  • Andra

    Thanks all for coming by and dropping a line.

    MomChef-This is my first season watching this – and i am hooked, unfortunately- almost like watching a train wreck. I am NOT watching for the learning opportunities.

    Brian- I totally had the same thing happen to me!

    ConstantHunger- It is actually very different- this is basically a pasta in the shape of tiny little granules. It is more akin to orzo in texture and taste than traditional couscous.

  • Anonymous

    i enjoy listening to you like no other…..I will make this dish and many others this weekend with a fresh tomato/mozz salad with my tomatos and basil and then a gorgeous salsa with crazy flavor with cilantro peppers jaleps and tomatos from the garden as well – we are blessed to be able to grow these things then enjoy the flavors that come from the love from the earth and each other

  • Anonymous

    andra thats crazy wine drinker from WI

  • Belinda @zomppa

    Great idea and great recipe. I'm addicted too to the show!

  • Evan @swEEts

    I have to admit I catch myself watching that show all the time as well!
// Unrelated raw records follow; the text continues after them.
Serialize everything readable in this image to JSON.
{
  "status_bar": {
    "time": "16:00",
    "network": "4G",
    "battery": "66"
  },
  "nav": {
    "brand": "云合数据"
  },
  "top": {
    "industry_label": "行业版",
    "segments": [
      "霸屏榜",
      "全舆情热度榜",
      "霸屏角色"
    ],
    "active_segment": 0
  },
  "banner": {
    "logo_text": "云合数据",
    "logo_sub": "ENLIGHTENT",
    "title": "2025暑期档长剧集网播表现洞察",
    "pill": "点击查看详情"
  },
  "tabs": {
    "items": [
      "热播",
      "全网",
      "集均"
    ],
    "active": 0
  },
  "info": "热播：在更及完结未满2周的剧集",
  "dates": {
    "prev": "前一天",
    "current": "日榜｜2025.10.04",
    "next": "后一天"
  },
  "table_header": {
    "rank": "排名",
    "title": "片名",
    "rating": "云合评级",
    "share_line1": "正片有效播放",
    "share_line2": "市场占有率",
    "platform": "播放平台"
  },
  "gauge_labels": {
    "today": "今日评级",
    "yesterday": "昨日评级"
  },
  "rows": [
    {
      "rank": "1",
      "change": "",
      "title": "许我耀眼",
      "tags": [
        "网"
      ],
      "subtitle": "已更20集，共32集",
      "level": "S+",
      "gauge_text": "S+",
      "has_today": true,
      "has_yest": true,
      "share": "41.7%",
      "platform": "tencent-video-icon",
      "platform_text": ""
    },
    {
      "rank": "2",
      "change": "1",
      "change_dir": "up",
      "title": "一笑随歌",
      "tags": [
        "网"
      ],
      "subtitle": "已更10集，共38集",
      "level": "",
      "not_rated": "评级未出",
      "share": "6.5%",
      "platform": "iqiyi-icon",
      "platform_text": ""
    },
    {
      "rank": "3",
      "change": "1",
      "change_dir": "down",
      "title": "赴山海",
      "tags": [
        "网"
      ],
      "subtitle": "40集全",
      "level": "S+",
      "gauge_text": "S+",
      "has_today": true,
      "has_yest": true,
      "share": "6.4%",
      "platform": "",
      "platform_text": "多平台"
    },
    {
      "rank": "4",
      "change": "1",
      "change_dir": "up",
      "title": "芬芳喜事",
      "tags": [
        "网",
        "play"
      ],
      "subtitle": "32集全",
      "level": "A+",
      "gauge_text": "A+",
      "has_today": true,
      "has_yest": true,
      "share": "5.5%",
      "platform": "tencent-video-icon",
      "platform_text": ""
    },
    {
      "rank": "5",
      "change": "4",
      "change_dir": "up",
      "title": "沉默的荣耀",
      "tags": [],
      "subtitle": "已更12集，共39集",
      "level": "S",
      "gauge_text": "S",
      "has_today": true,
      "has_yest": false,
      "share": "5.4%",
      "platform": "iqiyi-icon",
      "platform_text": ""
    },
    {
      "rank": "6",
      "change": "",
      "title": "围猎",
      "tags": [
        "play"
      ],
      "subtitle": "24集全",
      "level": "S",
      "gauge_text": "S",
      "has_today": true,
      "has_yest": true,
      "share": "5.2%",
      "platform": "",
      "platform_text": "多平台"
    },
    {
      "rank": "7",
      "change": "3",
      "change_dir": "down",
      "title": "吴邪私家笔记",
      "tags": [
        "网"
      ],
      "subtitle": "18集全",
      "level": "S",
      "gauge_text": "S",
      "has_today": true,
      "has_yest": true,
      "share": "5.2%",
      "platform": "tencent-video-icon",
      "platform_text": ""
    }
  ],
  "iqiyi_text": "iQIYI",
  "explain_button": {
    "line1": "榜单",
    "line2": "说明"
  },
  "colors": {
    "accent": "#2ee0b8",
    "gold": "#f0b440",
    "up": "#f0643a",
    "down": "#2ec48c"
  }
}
Zucchini is such a great veggie.. I need to do more with it before the season is over! Thanks for the recipe!

  • baking.serendipity

    I'm a sucker for the show as well, admittedly :) I love your attitude and the recipe in this post! Zucchini is one of my favorite parts of summer :)

  • Sarah from 20somethingcupcakes

    Don't worry – I am positively addicted to that show too! Maybe it's a sign I should try Israeli couscous for the first time.